— Extracted entries —
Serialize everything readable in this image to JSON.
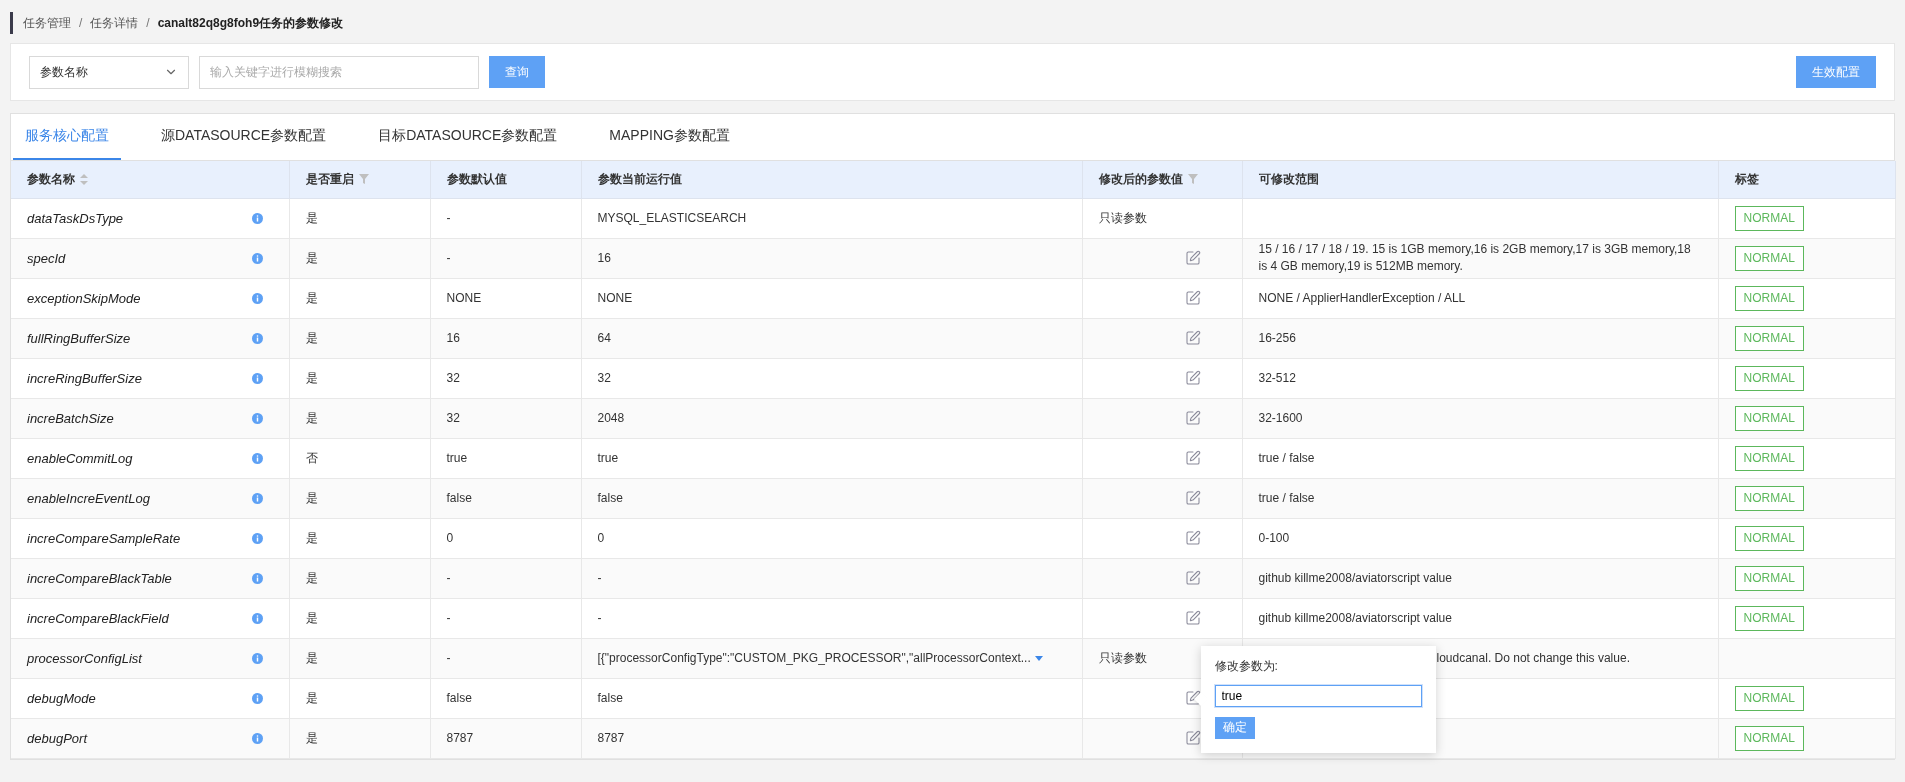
{
  "breadcrumb": {
    "separator": "/",
    "items": [
      "任务管理",
      "任务详情",
      "canalt82q8g8foh9任务的参数修改"
    ]
  },
  "toolbar": {
    "select": "参数名称",
    "search": {
      "placeholder": "输入关键字进行模糊搜索"
    },
    "query_button": "查询",
    "apply_button": "生效配置"
  },
  "tabs": [
    {
      "label": "服务核心配置",
      "selected": true
    },
    {
      "label": "源DATASOURCE参数配置",
      "selected": false
    },
    {
      "label": "目标DATASOURCE参数配置",
      "selected": false
    },
    {
      "label": "MAPPING参数配置",
      "selected": false
    }
  ],
  "table": {
    "columns": [
      {
        "label": "参数名称",
        "sortable": true
      },
      {
        "label": "是否重启",
        "filterable": true
      },
      {
        "label": "参数默认值"
      },
      {
        "label": "参数当前运行值"
      },
      {
        "label": "修改后的参数值",
        "filterable": true
      },
      {
        "label": "可修改范围"
      },
      {
        "label": "标签"
      }
    ],
    "rows": [
      {
        "name": "dataTaskDsType",
        "restart": "是",
        "default": "-",
        "current": "MYSQL_ELASTICSEARCH",
        "modified": {
          "kind": "text",
          "text": "只读参数"
        },
        "tag": "NORMAL"
      },
      {
        "name": "specId",
        "restart": "是",
        "default": "-",
        "current": "16",
        "modified": {
          "kind": "edit"
        },
        "range": "15 / 16 / 17 / 18 / 19. 15 is 1GB memory,16 is 2GB memory,17 is 3GB memory,18 is 4 GB memory,19 is 512MB memory.",
        "tag": "NORMAL"
      },
      {
        "name": "exceptionSkipMode",
        "restart": "是",
        "default": "NONE",
        "current": "NONE",
        "modified": {
          "kind": "edit"
        },
        "range": "NONE / ApplierHandlerException / ALL",
        "tag": "NORMAL"
      },
      {
        "name": "fullRingBufferSize",
        "restart": "是",
        "default": "16",
        "current": "64",
        "modified": {
          "kind": "edit"
        },
        "range": "16-256",
        "tag": "NORMAL"
      },
      {
        "name": "increRingBufferSize",
        "restart": "是",
        "default": "32",
        "current": "32",
        "modified": {
          "kind": "edit"
        },
        "range": "32-512",
        "tag": "NORMAL"
      },
      {
        "name": "increBatchSize",
        "restart": "是",
        "default": "32",
        "current": "2048",
        "modified": {
          "kind": "edit"
        },
        "range": "32-1600",
        "tag": "NORMAL"
      },
      {
        "name": "enableCommitLog",
        "restart": "否",
        "default": "true",
        "current": "true",
        "modified": {
          "kind": "edit"
        },
        "range": "true / false",
        "tag": "NORMAL"
      },
      {
        "name": "enableIncreEventLog",
        "restart": "是",
        "default": "false",
        "current": "false",
        "modified": {
          "kind": "edit"
        },
        "range": "true / false",
        "tag": "NORMAL"
      },
      {
        "name": "increCompareSampleRate",
        "restart": "是",
        "default": "0",
        "current": "0",
        "modified": {
          "kind": "edit"
        },
        "range": "0-100",
        "tag": "NORMAL"
      },
      {
        "name": "increCompareBlackTable",
        "restart": "是",
        "default": "-",
        "current": "-",
        "modified": {
          "kind": "edit"
        },
        "range": "github killme2008/aviatorscript value",
        "tag": "NORMAL"
      },
      {
        "name": "increCompareBlackField",
        "restart": "是",
        "default": "-",
        "current": "-",
        "modified": {
          "kind": "edit"
        },
        "range": "github killme2008/aviatorscript value",
        "tag": "NORMAL"
      },
      {
        "name": "processorConfigList",
        "restart": "是",
        "default": "-",
        "current": "[{\"processorConfigType\":\"CUSTOM_PKG_PROCESSOR\",\"allProcessorContext...",
        "expandable": true,
        "modified": {
          "kind": "text",
          "text": "只读参数"
        },
        "range": "loudcanal. Do not change this value."
      },
      {
        "name": "debugMode",
        "restart": "是",
        "default": "false",
        "current": "false",
        "modified": {
          "kind": "edit"
        },
        "editing": true,
        "tag": "NORMAL"
      },
      {
        "name": "debugPort",
        "restart": "是",
        "default": "8787",
        "current": "8787",
        "modified": {
          "kind": "edit"
        },
        "tag": "NORMAL"
      }
    ]
  },
  "popover": {
    "label": "修改参数为:",
    "value": "true",
    "button": "确定"
  }
}
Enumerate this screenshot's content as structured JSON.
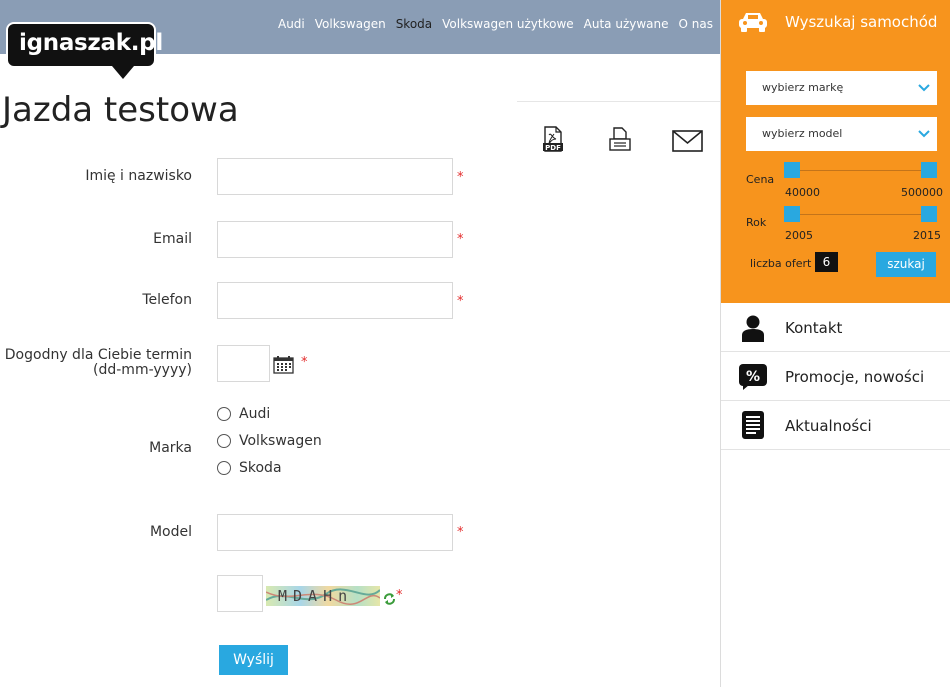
{
  "brand": {
    "logo_text": "ignaszak.pl"
  },
  "nav": {
    "items": [
      {
        "label": "Audi"
      },
      {
        "label": "Volkswagen"
      },
      {
        "label": "Skoda",
        "active": true
      },
      {
        "label": "Volkswagen użytkowe"
      },
      {
        "label": "Auta używane"
      },
      {
        "label": "O nas"
      }
    ]
  },
  "page": {
    "title": "Jazda testowa"
  },
  "tools": {
    "icons": [
      "pdf-icon",
      "print-icon",
      "mail-icon"
    ]
  },
  "form": {
    "name_label": "Imię i nazwisko",
    "email_label": "Email",
    "phone_label": "Telefon",
    "date_label_1": "Dogodny dla Ciebie termin",
    "date_label_2": "(dd-mm-yyyy)",
    "brand_label": "Marka",
    "brands": [
      "Audi",
      "Volkswagen",
      "Skoda"
    ],
    "model_label": "Model",
    "required_mark": "*",
    "captcha_text": "MDAHn",
    "submit_label": "Wyślij"
  },
  "search": {
    "title": "Wyszukaj samochód",
    "make_placeholder": "wybierz markę",
    "model_placeholder": "wybierz model",
    "price_label": "Cena",
    "price_min": "40000",
    "price_max": "500000",
    "year_label": "Rok",
    "year_min": "2005",
    "year_max": "2015",
    "offers_label": "liczba ofert",
    "offers_count": "6",
    "search_button": "szukaj"
  },
  "sidebar": {
    "items": [
      {
        "label": "Kontakt",
        "icon": "person-icon"
      },
      {
        "label": "Promocje, nowości",
        "icon": "percent-icon"
      },
      {
        "label": "Aktualności",
        "icon": "document-icon"
      }
    ]
  },
  "colors": {
    "accent_orange": "#f7941d",
    "accent_blue": "#29a8e0",
    "header": "#8a9db5"
  }
}
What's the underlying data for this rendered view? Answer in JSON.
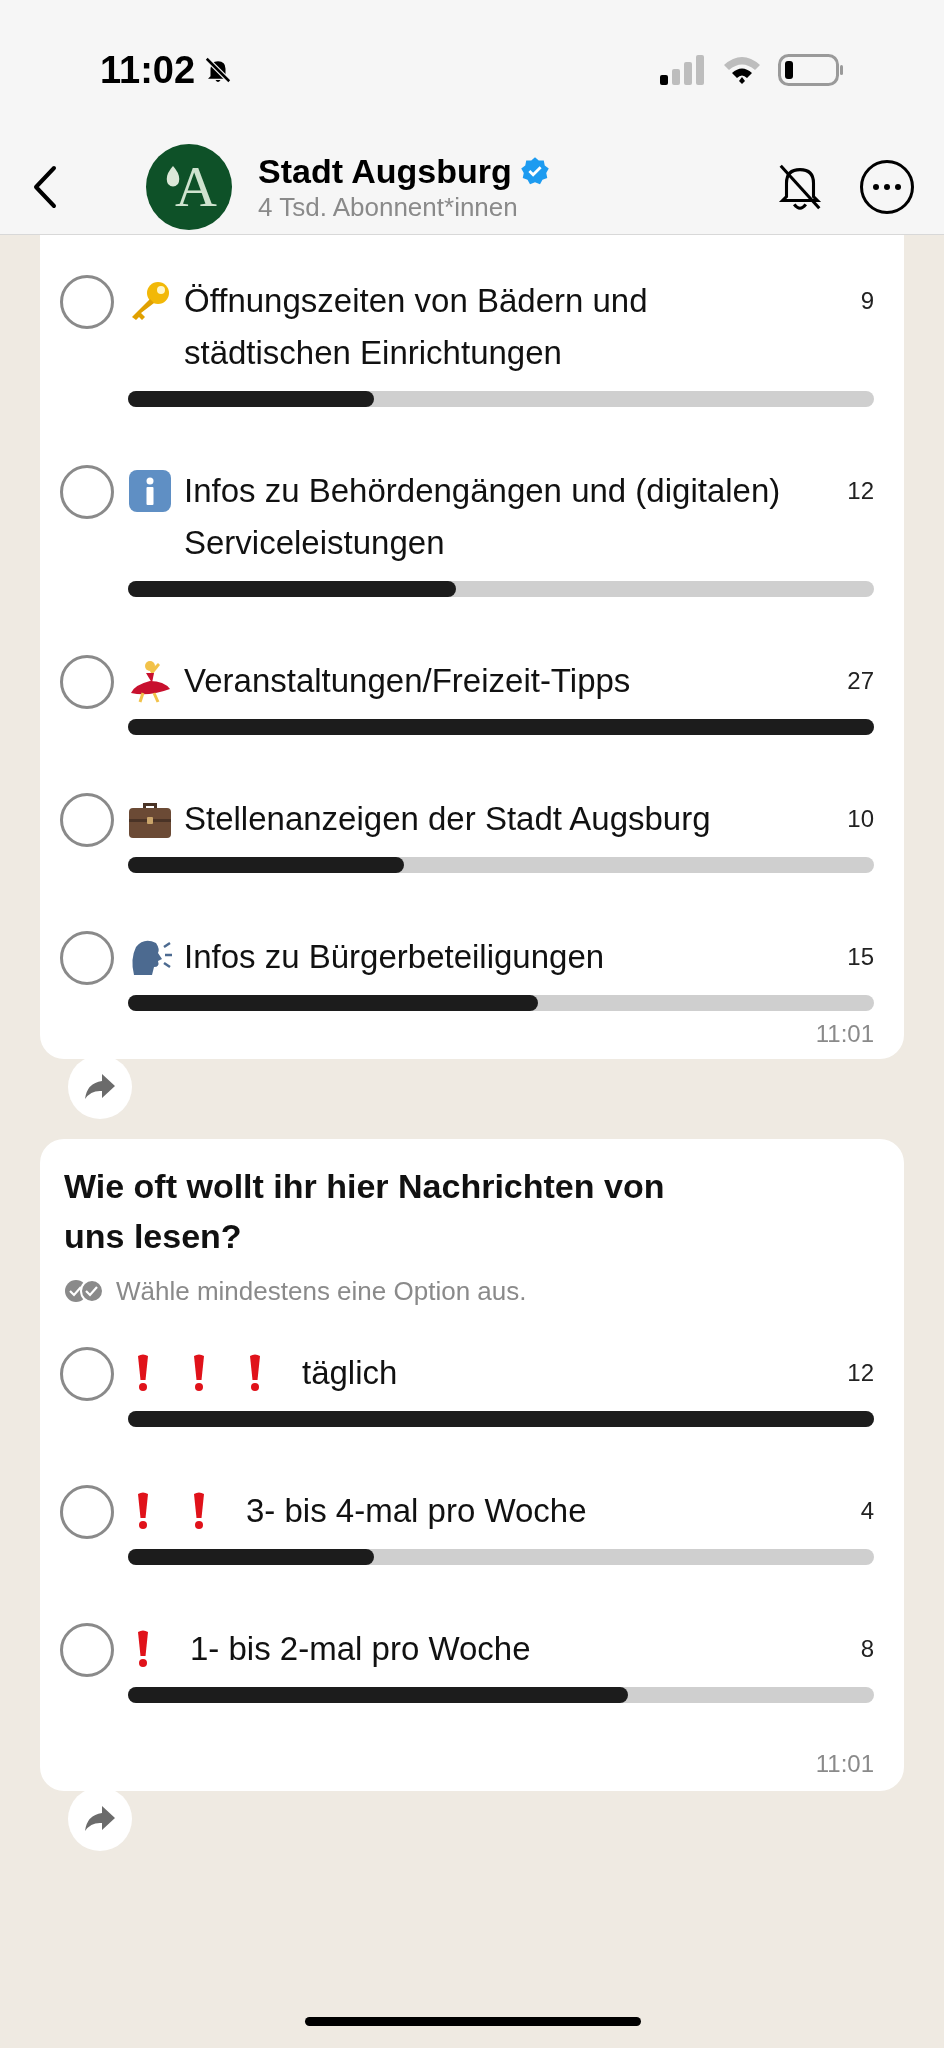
{
  "status_bar": {
    "time": "11:02"
  },
  "header": {
    "avatar_letter": "A",
    "title": "Stadt Augsburg",
    "verified": true,
    "subtitle": "4 Tsd. Abonnent*innen"
  },
  "polls": [
    {
      "options": [
        {
          "kind": "key",
          "label": "Öffnungszeiten von Bädern und städtischen Einrichtungen",
          "count": "9",
          "selected": false,
          "level": 0.33
        },
        {
          "kind": "info",
          "label": "Infos zu Behördengängen und (digitalen) Serviceleistungen",
          "count": "12",
          "selected": false,
          "level": 0.44
        },
        {
          "kind": "dancer",
          "label": "Veranstaltungen/Freizeit-Tipps",
          "count": "27",
          "selected": false,
          "level": 1
        },
        {
          "kind": "briefcase",
          "label": "Stellenanzeigen der Stadt Augsburg",
          "count": "10",
          "selected": false,
          "level": 0.37
        },
        {
          "kind": "speaker",
          "label": "Infos zu Bürgerbeteiligungen",
          "count": "15",
          "selected": false,
          "level": 0.55
        }
      ],
      "time": "11:01"
    },
    {
      "question": "Wie oft wollt ihr hier Nachrichten von uns lesen?",
      "hint": "Wähle mindestens eine Option aus.",
      "options": [
        {
          "kind": "alert3",
          "label": "täglich",
          "count": "12",
          "selected": false,
          "level": 1
        },
        {
          "kind": "alert2",
          "label": "3- bis 4-mal pro Woche",
          "count": "4",
          "selected": false,
          "level": 0.33
        },
        {
          "kind": "alert1",
          "label": "1- bis 2-mal pro Woche",
          "count": "8",
          "selected": false,
          "level": 0.67
        }
      ],
      "time": "11:01"
    }
  ]
}
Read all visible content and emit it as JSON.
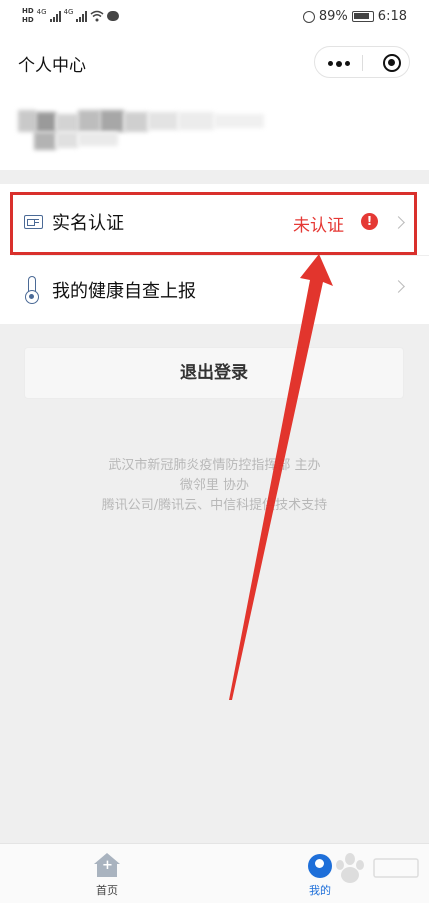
{
  "status_bar": {
    "hd_1": "HD",
    "hd_2": "HD",
    "net_1": "4G",
    "net_2": "4G",
    "battery_percent": "89%",
    "time": "6:18"
  },
  "nav": {
    "title": "个人中心"
  },
  "profile": {
    "name_blurred": true
  },
  "list": {
    "items": [
      {
        "label": "实名认证",
        "status": "未认证",
        "status_color": "#e53935",
        "icon": "id-card-icon"
      },
      {
        "label": "我的健康自查上报",
        "icon": "thermometer-icon"
      }
    ]
  },
  "logout": {
    "label": "退出登录"
  },
  "credits": {
    "line1": "武汉市新冠肺炎疫情防控指挥部 主办",
    "line2": "微邻里 协办",
    "line3": "腾讯公司/腾讯云、中信科提供技术支持"
  },
  "tabbar": {
    "home": "首页",
    "mine": "我的"
  },
  "colors": {
    "accent": "#1e6fd9",
    "annotation": "#d9302c",
    "warning": "#e53935"
  }
}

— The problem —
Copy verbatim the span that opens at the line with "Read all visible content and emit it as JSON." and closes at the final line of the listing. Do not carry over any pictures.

— The completed task —
Read all visible content and emit it as JSON.
{
  "status_bar": {
    "hd_1": "HD",
    "hd_2": "HD",
    "net_1": "4G",
    "net_2": "4G",
    "battery_percent": "89%",
    "time": "6:18"
  },
  "nav": {
    "title": "个人中心"
  },
  "profile": {
    "name_blurred": true
  },
  "list": {
    "items": [
      {
        "label": "实名认证",
        "status": "未认证",
        "status_color": "#e53935",
        "icon": "id-card-icon"
      },
      {
        "label": "我的健康自查上报",
        "icon": "thermometer-icon"
      }
    ]
  },
  "logout": {
    "label": "退出登录"
  },
  "credits": {
    "line1": "武汉市新冠肺炎疫情防控指挥部 主办",
    "line2": "微邻里 协办",
    "line3": "腾讯公司/腾讯云、中信科提供技术支持"
  },
  "tabbar": {
    "home": "首页",
    "mine": "我的"
  },
  "colors": {
    "accent": "#1e6fd9",
    "annotation": "#d9302c",
    "warning": "#e53935"
  }
}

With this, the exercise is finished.